Each record should be reproduced exactly.

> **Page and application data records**
****

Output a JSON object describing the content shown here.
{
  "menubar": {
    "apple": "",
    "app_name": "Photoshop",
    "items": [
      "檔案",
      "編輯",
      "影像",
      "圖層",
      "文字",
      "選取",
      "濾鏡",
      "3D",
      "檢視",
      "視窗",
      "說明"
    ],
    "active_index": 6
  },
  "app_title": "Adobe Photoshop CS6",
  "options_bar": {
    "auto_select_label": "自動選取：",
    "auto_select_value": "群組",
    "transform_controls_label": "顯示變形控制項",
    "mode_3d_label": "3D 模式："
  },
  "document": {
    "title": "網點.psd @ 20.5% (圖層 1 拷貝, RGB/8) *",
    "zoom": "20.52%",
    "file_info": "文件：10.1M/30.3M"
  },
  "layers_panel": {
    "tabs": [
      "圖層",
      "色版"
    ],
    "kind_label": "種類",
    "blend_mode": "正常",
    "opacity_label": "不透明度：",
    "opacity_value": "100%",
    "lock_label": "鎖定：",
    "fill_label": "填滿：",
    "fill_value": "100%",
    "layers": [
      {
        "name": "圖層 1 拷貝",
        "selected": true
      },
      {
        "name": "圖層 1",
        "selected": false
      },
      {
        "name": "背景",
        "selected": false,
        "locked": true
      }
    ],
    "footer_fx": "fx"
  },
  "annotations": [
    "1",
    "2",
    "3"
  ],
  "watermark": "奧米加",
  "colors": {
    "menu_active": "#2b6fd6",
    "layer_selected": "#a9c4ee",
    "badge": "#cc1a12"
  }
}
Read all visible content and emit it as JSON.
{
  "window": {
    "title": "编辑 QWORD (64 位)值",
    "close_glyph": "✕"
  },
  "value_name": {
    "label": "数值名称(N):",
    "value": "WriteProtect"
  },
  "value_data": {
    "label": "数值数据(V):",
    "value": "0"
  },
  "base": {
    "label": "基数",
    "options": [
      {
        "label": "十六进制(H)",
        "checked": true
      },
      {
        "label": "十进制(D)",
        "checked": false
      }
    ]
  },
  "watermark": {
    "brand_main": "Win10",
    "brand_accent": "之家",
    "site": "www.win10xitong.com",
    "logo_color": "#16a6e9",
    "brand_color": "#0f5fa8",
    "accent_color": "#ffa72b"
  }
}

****

> **Written solution**
Output a JSON object describing the content shown here.
{
  "menubar": {
    "apple": "",
    "app_name": "Photoshop",
    "items": [
      "檔案",
      "編輯",
      "影像",
      "圖層",
      "文字",
      "選取",
      "濾鏡",
      "3D",
      "檢視",
      "視窗",
      "說明"
    ],
    "active_index": 6
  },
  "app_title": "Adobe Photoshop CS6",
  "options_bar": {
    "auto_select_label": "自動選取：",
    "auto_select_value": "群組",
    "transform_controls_label": "顯示變形控制項",
    "mode_3d_label": "3D 模式："
  },
  "document": {
    "title": "網點.psd @ 20.5% (圖層 1 拷貝, RGB/8) *",
    "zoom": "20.52%",
    "file_info": "文件：10.1M/30.3M"
  },
  "layers_panel": {
    "tabs": [
      "圖層",
      "色版"
    ],
    "kind_label": "種類",
    "blend_mode": "正常",
    "opacity_label": "不透明度：",
    "opacity_value": "100%",
    "lock_label": "鎖定：",
    "fill_label": "填滿：",
    "fill_value": "100%",
    "layers": [
      {
        "name": "圖層 1 拷貝",
        "selected": true
      },
      {
        "name": "圖層 1",
        "selected": false
      },
      {
        "name": "背景",
        "selected": false,
        "locked": true
      }
    ],
    "footer_fx": "fx"
  },
  "annotations": [
    "1",
    "2",
    "3"
  ],
  "watermark": "奧米加",
  "colors": {
    "menu_active": "#2b6fd6",
    "layer_selected": "#a9c4ee",
    "badge": "#cc1a12"
  }
}
Read all visible content and emit it as JSON.
{
  "window": {
    "title": "编辑 QWORD (64 位)值",
    "close_glyph": "✕"
  },
  "value_name": {
    "label": "数值名称(N):",
    "value": "WriteProtect"
  },
  "value_data": {
    "label": "数值数据(V):",
    "value": "0"
  },
  "base": {
    "label": "基数",
    "options": [
      {
        "label": "十六进制(H)",
        "checked": true
      },
      {
        "label": "十进制(D)",
        "checked": false
      }
    ]
  },
  "watermark": {
    "brand_main": "Win10",
    "brand_accent": "之家",
    "site": "www.win10xitong.com",
    "logo_color": "#16a6e9",
    "brand_color": "#0f5fa8",
    "accent_color": "#ffa72b"
  }
}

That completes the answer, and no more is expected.